    So in the end it seems there is no definitive answer or broad best practice for assigning permissions to administrators beyond testing it out to see what works and hiring administrators who you trust and are accountable for their actions.


    • Marked as answer by Jason Warren Friday, August 14, 2015 11:06 PM
    Monday, April 27, 2015 8:19 PM

All replies

  • So I think you know, but you need:

    Local Administrator rights

    Farm Administrator rights

    Shell Administrator rights

    Local Administrator rights are required in order to work with objects that require that right (such as creating IIS sites or importing the Microsoft.SharePoint.Powershell module).

    Farm Administrator rights are required to perform various functions on the farm. Various APIs within SharePoint have an explicit farm administrator rights check.

    Shell Administrator rights gives you additional rights on the databases in use by the farm so you can operate directly against them (working with databases via Central Administration is done via the Farm Admin account).
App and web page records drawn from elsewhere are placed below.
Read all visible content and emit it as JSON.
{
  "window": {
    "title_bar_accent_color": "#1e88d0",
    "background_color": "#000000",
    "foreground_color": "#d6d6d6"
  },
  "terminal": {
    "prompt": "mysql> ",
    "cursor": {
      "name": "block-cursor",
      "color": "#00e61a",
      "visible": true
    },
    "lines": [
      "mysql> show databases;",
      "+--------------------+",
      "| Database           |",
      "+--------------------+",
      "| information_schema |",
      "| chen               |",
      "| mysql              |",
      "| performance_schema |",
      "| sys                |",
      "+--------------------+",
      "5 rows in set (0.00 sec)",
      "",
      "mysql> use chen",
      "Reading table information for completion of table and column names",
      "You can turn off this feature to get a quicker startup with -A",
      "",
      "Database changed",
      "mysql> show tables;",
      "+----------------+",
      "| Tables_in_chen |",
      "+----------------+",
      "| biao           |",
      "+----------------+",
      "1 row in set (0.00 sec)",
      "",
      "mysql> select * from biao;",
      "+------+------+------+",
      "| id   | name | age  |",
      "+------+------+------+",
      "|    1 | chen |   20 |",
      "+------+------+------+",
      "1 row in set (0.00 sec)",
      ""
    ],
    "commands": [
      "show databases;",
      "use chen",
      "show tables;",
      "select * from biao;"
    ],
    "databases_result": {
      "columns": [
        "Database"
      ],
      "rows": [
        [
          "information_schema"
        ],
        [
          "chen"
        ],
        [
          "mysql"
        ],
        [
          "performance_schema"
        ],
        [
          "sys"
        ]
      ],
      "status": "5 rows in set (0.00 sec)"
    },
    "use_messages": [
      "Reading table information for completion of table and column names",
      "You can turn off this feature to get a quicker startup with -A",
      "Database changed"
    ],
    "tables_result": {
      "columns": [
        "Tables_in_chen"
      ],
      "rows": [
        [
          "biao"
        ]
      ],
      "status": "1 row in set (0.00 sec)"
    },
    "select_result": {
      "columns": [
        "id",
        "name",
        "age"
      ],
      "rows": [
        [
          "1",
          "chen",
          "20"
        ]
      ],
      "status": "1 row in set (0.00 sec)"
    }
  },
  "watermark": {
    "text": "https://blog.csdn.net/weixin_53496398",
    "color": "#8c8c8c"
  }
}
    I'm not aware of this being available in any sort of official document. You would likely want to reach out to your TAM if you need something in writing.
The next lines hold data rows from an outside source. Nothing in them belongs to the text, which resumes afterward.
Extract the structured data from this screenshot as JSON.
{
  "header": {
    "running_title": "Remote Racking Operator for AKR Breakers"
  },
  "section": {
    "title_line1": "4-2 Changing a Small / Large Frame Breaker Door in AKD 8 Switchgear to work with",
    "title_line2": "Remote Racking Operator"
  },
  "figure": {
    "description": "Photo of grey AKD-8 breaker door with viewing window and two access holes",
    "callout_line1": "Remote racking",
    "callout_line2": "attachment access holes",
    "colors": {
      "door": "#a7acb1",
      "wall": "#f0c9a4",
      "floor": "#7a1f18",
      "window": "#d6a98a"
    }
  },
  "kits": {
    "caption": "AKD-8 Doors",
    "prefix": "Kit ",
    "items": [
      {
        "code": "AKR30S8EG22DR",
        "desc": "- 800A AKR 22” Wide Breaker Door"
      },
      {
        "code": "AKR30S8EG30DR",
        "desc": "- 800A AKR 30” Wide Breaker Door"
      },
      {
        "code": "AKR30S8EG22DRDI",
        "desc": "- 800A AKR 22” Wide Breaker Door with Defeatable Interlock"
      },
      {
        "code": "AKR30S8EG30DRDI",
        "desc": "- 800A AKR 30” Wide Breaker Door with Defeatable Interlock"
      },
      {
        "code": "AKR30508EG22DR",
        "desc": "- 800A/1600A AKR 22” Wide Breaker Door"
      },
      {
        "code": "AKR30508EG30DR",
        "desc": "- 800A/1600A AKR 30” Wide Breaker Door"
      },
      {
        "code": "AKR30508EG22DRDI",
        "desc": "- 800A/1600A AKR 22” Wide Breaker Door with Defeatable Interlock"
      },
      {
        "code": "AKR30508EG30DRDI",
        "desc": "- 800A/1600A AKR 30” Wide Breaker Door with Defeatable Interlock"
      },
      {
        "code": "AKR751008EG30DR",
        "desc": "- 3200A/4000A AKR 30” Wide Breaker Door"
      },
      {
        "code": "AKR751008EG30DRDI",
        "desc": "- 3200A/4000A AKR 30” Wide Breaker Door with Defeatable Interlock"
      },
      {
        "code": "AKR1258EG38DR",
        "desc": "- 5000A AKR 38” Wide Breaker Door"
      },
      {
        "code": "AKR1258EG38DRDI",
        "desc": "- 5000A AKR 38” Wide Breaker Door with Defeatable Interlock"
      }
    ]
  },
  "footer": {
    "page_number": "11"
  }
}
    Trevor Seward

    Follow or contact me at...

    This post is my own opinion and does not necessarily reflect the opinion or view of Microsoft, its employees, or other MVPs.

    Friday, April 24, 2015 5:56 PM
    Moderator
  • Yes, I do know. :) Thank you for the descriptions.
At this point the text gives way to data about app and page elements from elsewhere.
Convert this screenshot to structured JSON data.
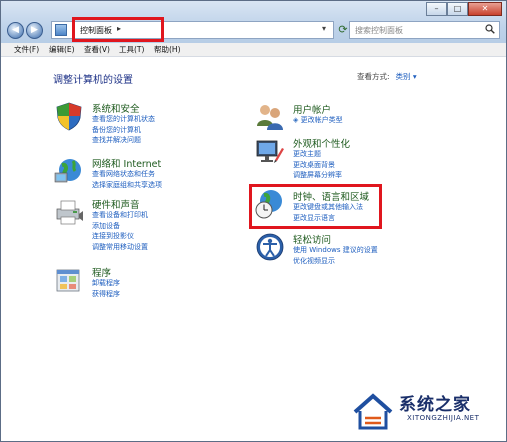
{
  "address": {
    "breadcrumb": "控制面板",
    "separator": "▸"
  },
  "search": {
    "placeholder": "搜索控制面板"
  },
  "menu": [
    "文件(F)",
    "编辑(E)",
    "查看(V)",
    "工具(T)",
    "帮助(H)"
  ],
  "content": {
    "heading": "调整计算机的设置",
    "view_by_label": "查看方式:",
    "view_by_value": "类别 ▾"
  },
  "categories": [
    {
      "title": "系统和安全",
      "links": [
        "查看您的计算机状态",
        "备份您的计算机",
        "查找并解决问题"
      ],
      "icon": "shield-icon"
    },
    {
      "title": "网络和 Internet",
      "links": [
        "查看网络状态和任务",
        "选择家庭组和共享选项"
      ],
      "icon": "network-icon"
    },
    {
      "title": "硬件和声音",
      "links": [
        "查看设备和打印机",
        "添加设备",
        "连接到投影仪",
        "调整常用移动设置"
      ],
      "icon": "printer-icon"
    },
    {
      "title": "程序",
      "links": [
        "卸载程序",
        "获得程序"
      ],
      "icon": "programs-icon"
    },
    {
      "title": "用户帐户",
      "links": [
        "更改帐户类型"
      ],
      "icon": "users-icon"
    },
    {
      "title": "外观和个性化",
      "links": [
        "更改主题",
        "更改桌面背景",
        "调整屏幕分辨率"
      ],
      "icon": "display-icon"
    },
    {
      "title": "时钟、语言和区域",
      "links": [
        "更改键盘或其他输入法",
        "更改显示语言"
      ],
      "icon": "clock-globe-icon"
    },
    {
      "title": "轻松访问",
      "links": [
        "使用 Windows 建议的设置",
        "优化视频显示"
      ],
      "icon": "accessibility-icon"
    }
  ],
  "watermark": {
    "title": "系统之家",
    "subtitle": "XITONGZHIJIA.NET"
  },
  "colors": {
    "highlight": "#e0161e",
    "link": "#1e5ebf",
    "category_title": "#1e5a1e",
    "heading": "#1e3287"
  }
}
    Sometimes customers only believe things written in a TechNet article. I don't blame them, I don't grant local admin rights to just anyone without good reason either.

    I'll follow up through the partner channels and post back if I learn anything relevant.




    Friday, April 24, 2015 6:02 PM
  • Partner Support has confirmed there is no documentation that details specific rights needed for specific administration tasks. Given how the permissions depend on the task and how many tasks there are I don't see this ever appearing in official public documentation.

    I did some testing and I was able to use PowerShell as a non-admin, but I was limited to accessing objects that don't require the admin rights. For example I couldn't get the farm object (I get an exception) or the search service application (Get-SPEnterpriseSearchServiceApplication returns null), but I could list site collections and sites. Again, certain tasks require certain rights and this totally makes sense given the ability to delegate permissions built into the SharePoint platform.

    So where does this leave me? For now I suppose it needs to be tested on a case-by-case basis.

    For users who I want to administrate a farm with PowerShell, who have the ability to log into the servers to check local resources, services, logs, etc. practically they need to be local administrators and have SPShellAdmin. For anything else I would be looking at creating an account with no rights and gradually add permissions until I get to a level where it can perform the required tasks. If I want an account to manage site collections I may need Remote Desktop User machine group, SPShellAdmin against the content database, and site collection administrator (at the moment this is a guess).

    So in the end it seems there is no definitive answer or broad best practice for assigning permissions to administrators beyond testing it out to see what works and hiring administrators who you trust and are accountable for their actions.


    • Marked as answer by Jason Warren Friday, August 14, 2015 11:06 PM
    Monday, April 27, 2015 8:19 PM
  • I would question the requirement to use PowerShell for users who are not Farm Administrators. These users typically would not be trusted, and most of everything at the SPSite level can be configured via the site anyhow.

    That said, look into PowerShell Remoting versus giving them RDP access.


    Trevor Seward

    Follow or contact me at...

    This post is my own opinion and does not necessarily reflect the opinion or view of Microsoft, its employees, or other MVPs.

    Monday, April 27, 2015 8:30 PM
    Moderator